- HOW TO COMPLETE THIS TASK: In the entries below, find the lines with the word "values" and copy them.

[Excerpts from an interface dataset]
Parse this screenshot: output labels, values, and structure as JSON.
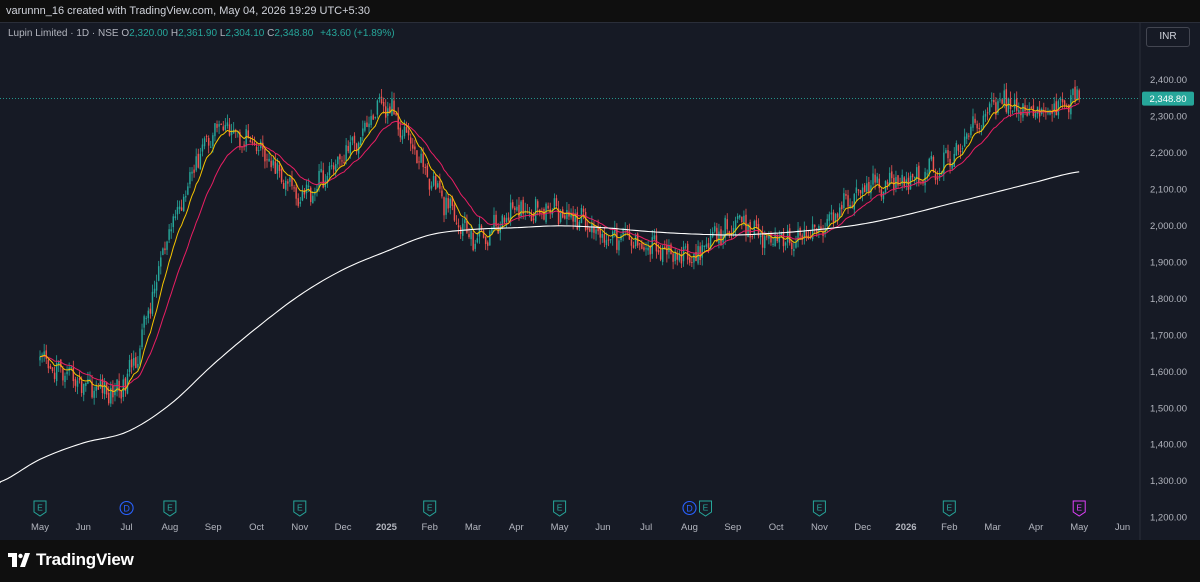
{
  "header": {
    "credit": "varunnn_16 created with TradingView.com, May 04, 2026 19:29 UTC+5:30"
  },
  "legend": {
    "symbol": "Lupin Limited · 1D · NSE",
    "open_label": "O",
    "open": "2,320.00",
    "high_label": "H",
    "high": "2,361.90",
    "low_label": "L",
    "low": "2,304.10",
    "close_label": "C",
    "close": "2,348.80",
    "change": "+43.60 (+1.89%)"
  },
  "currency_button": "INR",
  "footer": {
    "brand": "TradingView"
  },
  "colors": {
    "background": "#161a25",
    "up": "#26a69a",
    "down": "#ef5350",
    "ma_fast": "#f5c400",
    "ma_mid": "#e91e63",
    "ma_slow": "#ffffff",
    "earnings": "#26a69a",
    "dividend": "#2962ff",
    "earnings_next": "#e040fb"
  },
  "chart_data": {
    "type": "candlestick",
    "y_axis": {
      "ylim": [
        1180,
        2460
      ],
      "ticks": [
        1200,
        1300,
        1400,
        1500,
        1600,
        1700,
        1800,
        1900,
        2000,
        2100,
        2200,
        2300,
        2400
      ],
      "tick_labels": [
        "1,200.00",
        "1,300.00",
        "1,400.00",
        "1,500.00",
        "1,600.00",
        "1,700.00",
        "1,800.00",
        "1,900.00",
        "2,000.00",
        "2,100.00",
        "2,200.00",
        "2,300.00",
        "2,400.00"
      ],
      "position": "right"
    },
    "last_price": {
      "value": 2348.8,
      "label": "2,348.80"
    },
    "x_axis": {
      "labels": [
        "May",
        "Jun",
        "Jul",
        "Aug",
        "Sep",
        "Oct",
        "Nov",
        "Dec",
        "2025",
        "Feb",
        "Mar",
        "Apr",
        "May",
        "Jun",
        "Jul",
        "Aug",
        "Sep",
        "Oct",
        "Nov",
        "Dec",
        "2026",
        "Feb",
        "Mar",
        "Apr",
        "May",
        "Jun"
      ],
      "bold": [
        false,
        false,
        false,
        false,
        false,
        false,
        false,
        false,
        true,
        false,
        false,
        false,
        false,
        false,
        false,
        false,
        false,
        false,
        false,
        false,
        true,
        false,
        false,
        false,
        false,
        false
      ]
    },
    "series": [
      {
        "kind": "price",
        "dates": [
          "2024-05",
          "2024-06",
          "2024-07",
          "2024-08",
          "2024-09",
          "2024-10",
          "2024-11",
          "2024-12",
          "2025-01",
          "2025-02",
          "2025-03",
          "2025-04",
          "2025-05",
          "2025-06",
          "2025-07",
          "2025-08",
          "2025-09",
          "2025-10",
          "2025-11",
          "2025-12",
          "2026-01",
          "2026-02",
          "2026-03",
          "2026-04",
          "2026-05"
        ],
        "close": [
          1620,
          1570,
          1580,
          1980,
          2260,
          2210,
          2090,
          2190,
          2320,
          2130,
          1970,
          2040,
          2040,
          1980,
          1950,
          1910,
          2000,
          1960,
          1990,
          2100,
          2130,
          2180,
          2330,
          2310,
          2348.8
        ]
      },
      {
        "kind": "moving-average",
        "color_key": "ma_slow",
        "dates": [
          "2024-04",
          "2024-05",
          "2024-06",
          "2024-07",
          "2024-08",
          "2024-09",
          "2024-10",
          "2024-11",
          "2024-12",
          "2025-01",
          "2025-02",
          "2025-03",
          "2025-04",
          "2025-05",
          "2025-06",
          "2025-07",
          "2025-08",
          "2025-09",
          "2025-10",
          "2025-11",
          "2025-12",
          "2026-01",
          "2026-02",
          "2026-03",
          "2026-04",
          "2026-05"
        ],
        "values": [
          1295,
          1360,
          1405,
          1435,
          1510,
          1620,
          1720,
          1810,
          1880,
          1930,
          1975,
          1990,
          1995,
          2000,
          1995,
          1985,
          1978,
          1975,
          1980,
          1990,
          2005,
          2030,
          2060,
          2090,
          2120,
          2148
        ]
      }
    ],
    "events": [
      {
        "type": "E",
        "month": "2024-05"
      },
      {
        "type": "D",
        "month": "2024-07"
      },
      {
        "type": "E",
        "month": "2024-08"
      },
      {
        "type": "E",
        "month": "2024-11"
      },
      {
        "type": "E",
        "month": "2025-02"
      },
      {
        "type": "E",
        "month": "2025-05"
      },
      {
        "type": "D",
        "month": "2025-08"
      },
      {
        "type": "E",
        "month": "2025-08"
      },
      {
        "type": "E",
        "month": "2025-11"
      },
      {
        "type": "E",
        "month": "2026-02"
      },
      {
        "type": "E",
        "month": "2026-05",
        "upcoming": true
      }
    ]
  }
}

- SOLVED EXERCISE:
Parse this screenshot: output labels, values, and structure as JSON.
        "values": [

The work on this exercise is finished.